Material to process:

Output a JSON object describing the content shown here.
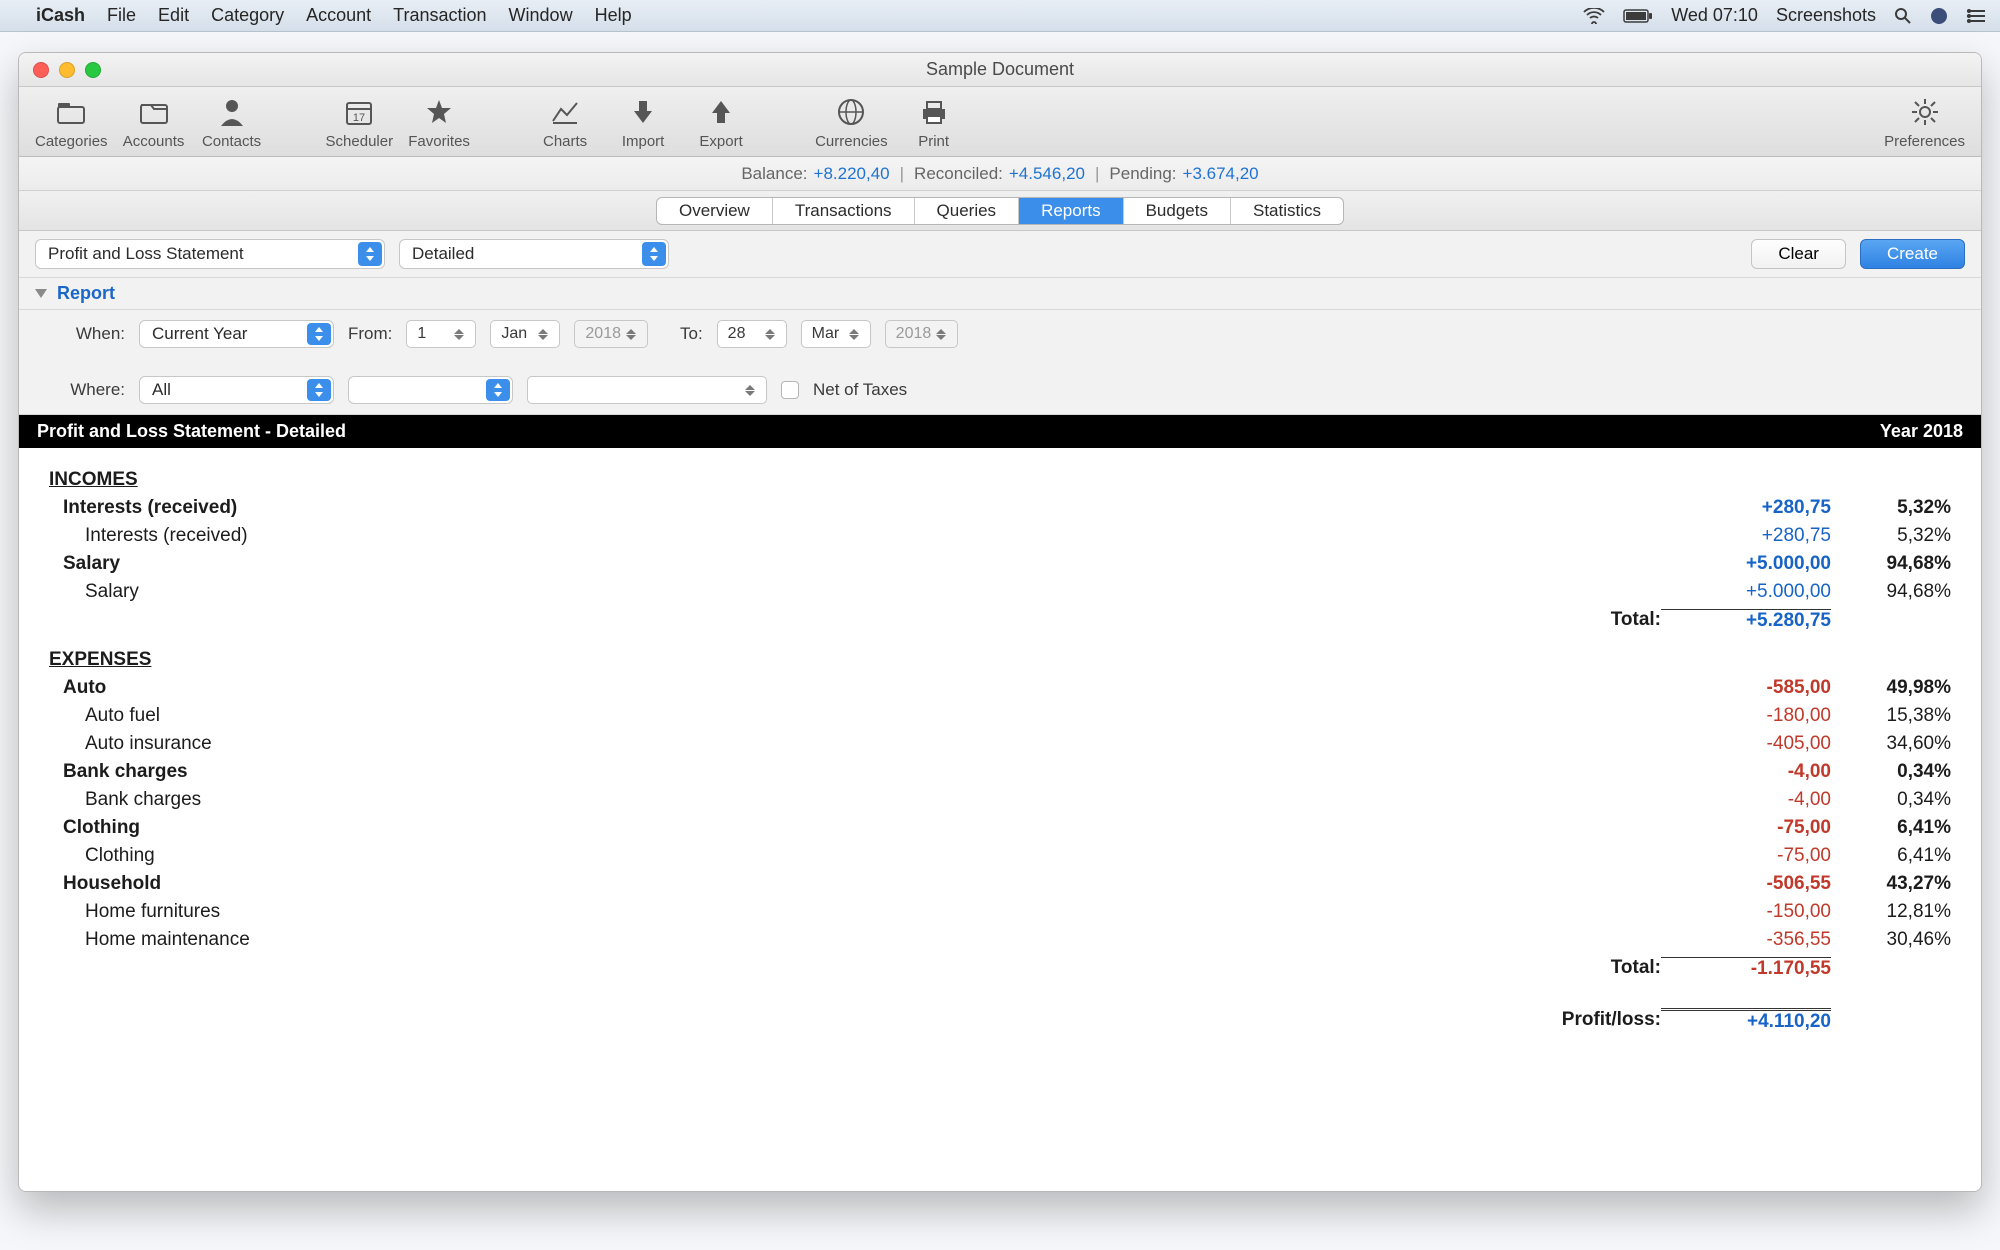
{
  "menubar": {
    "app": "iCash",
    "items": [
      "File",
      "Edit",
      "Category",
      "Account",
      "Transaction",
      "Window",
      "Help"
    ],
    "time": "Wed 07:10",
    "right_label": "Screenshots"
  },
  "window": {
    "title": "Sample Document"
  },
  "toolbar": {
    "categories": "Categories",
    "accounts": "Accounts",
    "contacts": "Contacts",
    "scheduler": "Scheduler",
    "favorites": "Favorites",
    "charts": "Charts",
    "import": "Import",
    "export": "Export",
    "currencies": "Currencies",
    "print": "Print",
    "preferences": "Preferences"
  },
  "info": {
    "balance_label": "Balance:",
    "balance_value": "+8.220,40",
    "reconciled_label": "Reconciled:",
    "reconciled_value": "+4.546,20",
    "pending_label": "Pending:",
    "pending_value": "+3.674,20"
  },
  "tabs": [
    "Overview",
    "Transactions",
    "Queries",
    "Reports",
    "Budgets",
    "Statistics"
  ],
  "tabs_active": "Reports",
  "ctrl": {
    "report_type": "Profit and Loss Statement",
    "detail": "Detailed",
    "clear": "Clear",
    "create": "Create",
    "section": "Report",
    "when_label": "When:",
    "when_value": "Current Year",
    "from_label": "From:",
    "from_day": "1",
    "from_month": "Jan",
    "from_year": "2018",
    "to_label": "To:",
    "to_day": "28",
    "to_month": "Mar",
    "to_year": "2018",
    "where_label": "Where:",
    "where_value": "All",
    "net_label": "Net of Taxes"
  },
  "report": {
    "title": "Profit and Loss Statement - Detailed",
    "period": "Year 2018",
    "incomes": {
      "heading": "INCOMES",
      "interests": {
        "label": "Interests (received)",
        "amount": "+280,75",
        "pct": "5,32%",
        "rows": [
          {
            "label": "Interests (received)",
            "amount": "+280,75",
            "pct": "5,32%"
          }
        ]
      },
      "salary": {
        "label": "Salary",
        "amount": "+5.000,00",
        "pct": "94,68%",
        "rows": [
          {
            "label": "Salary",
            "amount": "+5.000,00",
            "pct": "94,68%"
          }
        ]
      },
      "total_label": "Total:",
      "total": "+5.280,75"
    },
    "expenses": {
      "heading": "EXPENSES",
      "auto": {
        "label": "Auto",
        "amount": "-585,00",
        "pct": "49,98%",
        "rows": [
          {
            "label": "Auto fuel",
            "amount": "-180,00",
            "pct": "15,38%"
          },
          {
            "label": "Auto insurance",
            "amount": "-405,00",
            "pct": "34,60%"
          }
        ]
      },
      "bank": {
        "label": "Bank charges",
        "amount": "-4,00",
        "pct": "0,34%",
        "rows": [
          {
            "label": "Bank charges",
            "amount": "-4,00",
            "pct": "0,34%"
          }
        ]
      },
      "clothing": {
        "label": "Clothing",
        "amount": "-75,00",
        "pct": "6,41%",
        "rows": [
          {
            "label": "Clothing",
            "amount": "-75,00",
            "pct": "6,41%"
          }
        ]
      },
      "household": {
        "label": "Household",
        "amount": "-506,55",
        "pct": "43,27%",
        "rows": [
          {
            "label": "Home furnitures",
            "amount": "-150,00",
            "pct": "12,81%"
          },
          {
            "label": "Home maintenance",
            "amount": "-356,55",
            "pct": "30,46%"
          }
        ]
      },
      "total_label": "Total:",
      "total": "-1.170,55"
    },
    "pl_label": "Profit/loss:",
    "pl_value": "+4.110,20"
  }
}
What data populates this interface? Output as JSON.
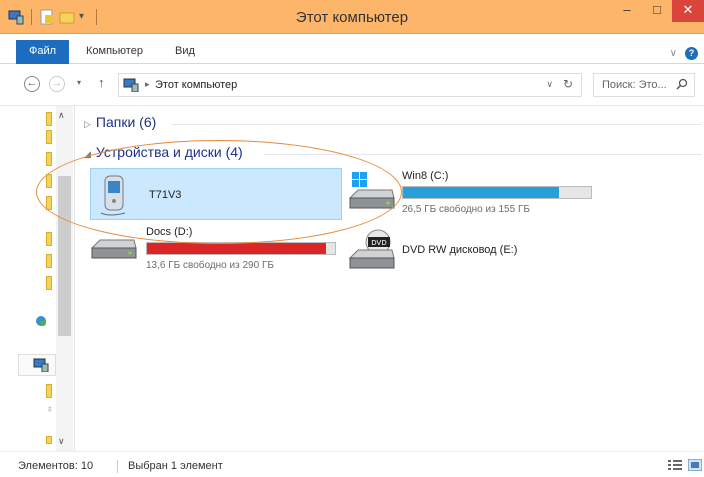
{
  "window": {
    "title": "Этот компьютер",
    "minimize": "–",
    "maximize": "□",
    "close": "✕"
  },
  "ribbon": {
    "tabs": [
      {
        "label": "Файл",
        "active": true
      },
      {
        "label": "Компьютер"
      },
      {
        "label": "Вид"
      }
    ],
    "chevron": "∨",
    "help": "?"
  },
  "address": {
    "back": "←",
    "forward": "→",
    "recent": "▾",
    "up": "↑",
    "separator": "▸",
    "path": "Этот компьютер",
    "dropdown": "∨",
    "refresh": "↻",
    "search_placeholder": "Поиск: Это..."
  },
  "groups": {
    "folders": {
      "label": "Папки (6)",
      "collapsed": true
    },
    "devices": {
      "label": "Устройства и диски (4)",
      "collapsed": false
    }
  },
  "devices": [
    {
      "name": "T71V3",
      "kind": "phone",
      "selected": true
    },
    {
      "name": "Win8 (C:)",
      "kind": "system-drive",
      "free": "26,5 ГБ свободно из 155 ГБ",
      "used_fraction": 0.83,
      "bar_color": "#26a0da"
    },
    {
      "name": "Docs (D:)",
      "kind": "drive",
      "free": "13,6 ГБ свободно из 290 ГБ",
      "used_fraction": 0.95,
      "bar_color": "#da2626"
    },
    {
      "name": "DVD RW дисковод (E:)",
      "kind": "dvd"
    }
  ],
  "status": {
    "count": "Элементов: 10",
    "selection": "Выбран 1 элемент"
  },
  "colors": {
    "titlebar": "#fdb56a",
    "file_tab": "#1c6cc0",
    "selection": "#cce8ff",
    "highlight_ellipse": "#e58a3a"
  }
}
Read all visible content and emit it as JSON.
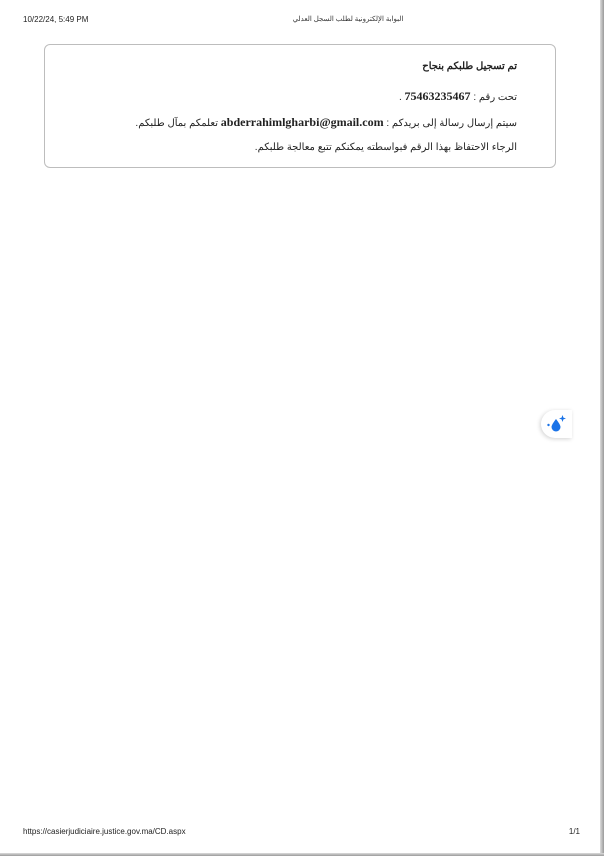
{
  "print_header": {
    "date": "10/22/24, 5:49 PM",
    "title": "البوابة الإلكترونية لطلب السجل العدلي"
  },
  "card": {
    "title": "تم تسجيل طلبكم بنجاح",
    "line1_prefix": "تحت رقم :",
    "request_number": "75463235467",
    "line1_suffix": ".",
    "line2_prefix": "سيتم إرسال رسالة إلى بريدكم :",
    "email": "abderrahimlgharbi@gmail.com",
    "line2_suffix": "تعلمكم بمآل طلبكم.",
    "line3": "الرجاء الاحتفاظ بهذا الرقم فبواسطته يمكنكم تتبع معالجة طلبكم."
  },
  "floating_widget": {
    "icon": "sparkle-drop-icon",
    "color": "#1a73e8"
  },
  "print_footer": {
    "url": "https://casierjudiciaire.justice.gov.ma/CD.aspx",
    "page": "1/1"
  }
}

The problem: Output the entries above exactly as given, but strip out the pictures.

Output for this exercise:
Output a JSON object describing the content shown here.
{
  "menubar": {
    "app": "iCash",
    "items": [
      "File",
      "Edit",
      "Category",
      "Account",
      "Transaction",
      "Window",
      "Help"
    ],
    "time": "Wed 07:10",
    "right_label": "Screenshots"
  },
  "window": {
    "title": "Sample Document"
  },
  "toolbar": {
    "categories": "Categories",
    "accounts": "Accounts",
    "contacts": "Contacts",
    "scheduler": "Scheduler",
    "favorites": "Favorites",
    "charts": "Charts",
    "import": "Import",
    "export": "Export",
    "currencies": "Currencies",
    "print": "Print",
    "preferences": "Preferences"
  },
  "info": {
    "balance_label": "Balance:",
    "balance_value": "+8.220,40",
    "reconciled_label": "Reconciled:",
    "reconciled_value": "+4.546,20",
    "pending_label": "Pending:",
    "pending_value": "+3.674,20"
  },
  "tabs": [
    "Overview",
    "Transactions",
    "Queries",
    "Reports",
    "Budgets",
    "Statistics"
  ],
  "tabs_active": "Reports",
  "ctrl": {
    "report_type": "Profit and Loss Statement",
    "detail": "Detailed",
    "clear": "Clear",
    "create": "Create",
    "section": "Report",
    "when_label": "When:",
    "when_value": "Current Year",
    "from_label": "From:",
    "from_day": "1",
    "from_month": "Jan",
    "from_year": "2018",
    "to_label": "To:",
    "to_day": "28",
    "to_month": "Mar",
    "to_year": "2018",
    "where_label": "Where:",
    "where_value": "All",
    "net_label": "Net of Taxes"
  },
  "report": {
    "title": "Profit and Loss Statement - Detailed",
    "period": "Year 2018",
    "incomes": {
      "heading": "INCOMES",
      "interests": {
        "label": "Interests (received)",
        "amount": "+280,75",
        "pct": "5,32%",
        "rows": [
          {
            "label": "Interests (received)",
            "amount": "+280,75",
            "pct": "5,32%"
          }
        ]
      },
      "salary": {
        "label": "Salary",
        "amount": "+5.000,00",
        "pct": "94,68%",
        "rows": [
          {
            "label": "Salary",
            "amount": "+5.000,00",
            "pct": "94,68%"
          }
        ]
      },
      "total_label": "Total:",
      "total": "+5.280,75"
    },
    "expenses": {
      "heading": "EXPENSES",
      "auto": {
        "label": "Auto",
        "amount": "-585,00",
        "pct": "49,98%",
        "rows": [
          {
            "label": "Auto fuel",
            "amount": "-180,00",
            "pct": "15,38%"
          },
          {
            "label": "Auto insurance",
            "amount": "-405,00",
            "pct": "34,60%"
          }
        ]
      },
      "bank": {
        "label": "Bank charges",
        "amount": "-4,00",
        "pct": "0,34%",
        "rows": [
          {
            "label": "Bank charges",
            "amount": "-4,00",
            "pct": "0,34%"
          }
        ]
      },
      "clothing": {
        "label": "Clothing",
        "amount": "-75,00",
        "pct": "6,41%",
        "rows": [
          {
            "label": "Clothing",
            "amount": "-75,00",
            "pct": "6,41%"
          }
        ]
      },
      "household": {
        "label": "Household",
        "amount": "-506,55",
        "pct": "43,27%",
        "rows": [
          {
            "label": "Home furnitures",
            "amount": "-150,00",
            "pct": "12,81%"
          },
          {
            "label": "Home maintenance",
            "amount": "-356,55",
            "pct": "30,46%"
          }
        ]
      },
      "total_label": "Total:",
      "total": "-1.170,55"
    },
    "pl_label": "Profit/loss:",
    "pl_value": "+4.110,20"
  }
}
What data populates this interface? Output as JSON.
{
  "window": {
    "title": "Этот компьютер",
    "minimize": "–",
    "maximize": "□",
    "close": "✕"
  },
  "ribbon": {
    "tabs": [
      {
        "label": "Файл",
        "active": true
      },
      {
        "label": "Компьютер"
      },
      {
        "label": "Вид"
      }
    ],
    "chevron": "∨",
    "help": "?"
  },
  "address": {
    "back": "←",
    "forward": "→",
    "recent": "▾",
    "up": "↑",
    "separator": "▸",
    "path": "Этот компьютер",
    "dropdown": "∨",
    "refresh": "↻",
    "search_placeholder": "Поиск: Это..."
  },
  "groups": {
    "folders": {
      "label": "Папки (6)",
      "collapsed": true
    },
    "devices": {
      "label": "Устройства и диски (4)",
      "collapsed": false
    }
  },
  "devices": [
    {
      "name": "T71V3",
      "kind": "phone",
      "selected": true
    },
    {
      "name": "Win8 (C:)",
      "kind": "system-drive",
      "free": "26,5 ГБ свободно из 155 ГБ",
      "used_fraction": 0.83,
      "bar_color": "#26a0da"
    },
    {
      "name": "Docs (D:)",
      "kind": "drive",
      "free": "13,6 ГБ свободно из 290 ГБ",
      "used_fraction": 0.95,
      "bar_color": "#da2626"
    },
    {
      "name": "DVD RW дисковод (E:)",
      "kind": "dvd"
    }
  ],
  "status": {
    "count": "Элементов: 10",
    "selection": "Выбран 1 элемент"
  },
  "colors": {
    "titlebar": "#fdb56a",
    "file_tab": "#1c6cc0",
    "selection": "#cce8ff",
    "highlight_ellipse": "#e58a3a"
  }
}
Read all visible content and emit it as JSON.
{
  "print_header": {
    "date": "10/22/24, 5:49 PM",
    "title": "البوابة الإلكترونية لطلب السجل العدلي"
  },
  "card": {
    "title": "تم تسجيل طلبكم بنجاح",
    "line1_prefix": "تحت رقم :",
    "request_number": "75463235467",
    "line1_suffix": ".",
    "line2_prefix": "سيتم إرسال رسالة إلى بريدكم :",
    "email": "abderrahimlgharbi@gmail.com",
    "line2_suffix": "تعلمكم بمآل طلبكم.",
    "line3": "الرجاء الاحتفاظ بهذا الرقم فبواسطته يمكنكم تتبع معالجة طلبكم."
  },
  "floating_widget": {
    "icon": "sparkle-drop-icon",
    "color": "#1a73e8"
  },
  "print_footer": {
    "url": "https://casierjudiciaire.justice.gov.ma/CD.aspx",
    "page": "1/1"
  }
}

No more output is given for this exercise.